Why you love your iPhone ...

From a fascinating article in the New York Times by a about why people "love" their iPhones:

I conducted an experiment to examine the similarities between some the world’s strongest brands and the world’s greatest religions. Using functional magnetic resonance imaging (fMRI) tests, my team looked at subjects’ brain activity as they viewed consumer images involving brands like Apple and Harley-Davidson and religious images like rosary beads and a photo of the pope. We found that the brain activity was uncannily similar when viewing both types of imagery.

Why you REALLY love your iPhone ...

From a fascinating article in the New York Times by a about why people "love" their iPhones:

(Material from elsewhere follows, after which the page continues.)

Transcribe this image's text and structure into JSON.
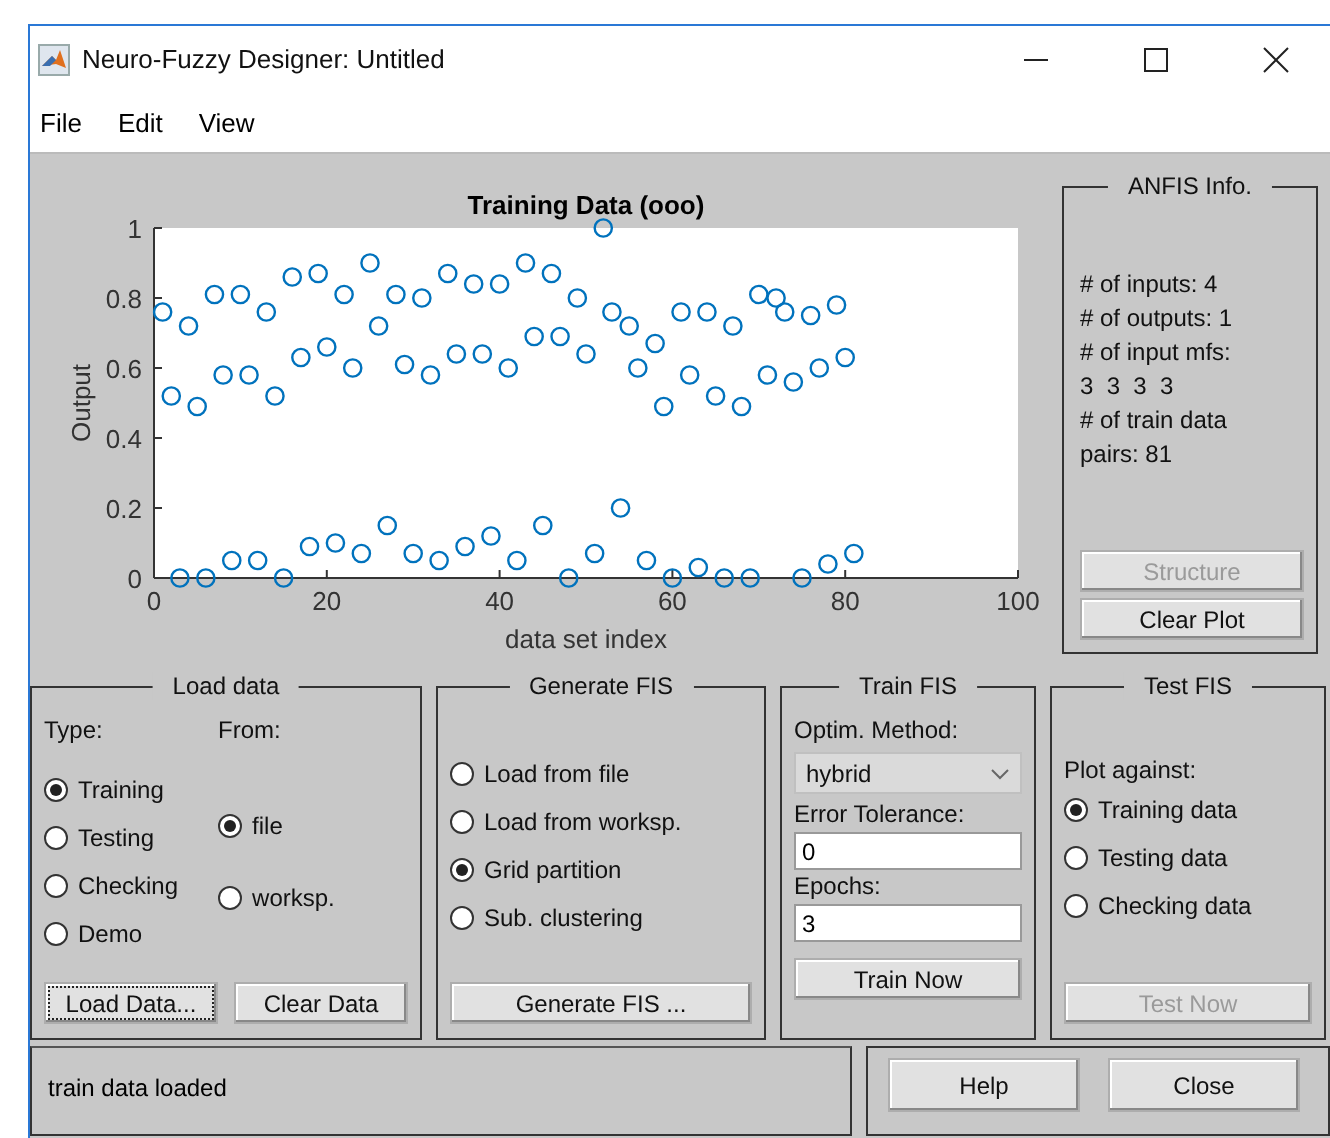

I conducted an experiment to examine the similarities between some the world’s strongest brands and the world’s greatest religions. Using functional magnetic resonance imaging (fMRI) tests, my team looked at subjects’ brain activity as they viewed consumer images involving brands like Apple and Harley-Davidson and religious images like rosary beads and a photo of the pope. We found that the brain activity was uncannily similar when viewing both types of imagery.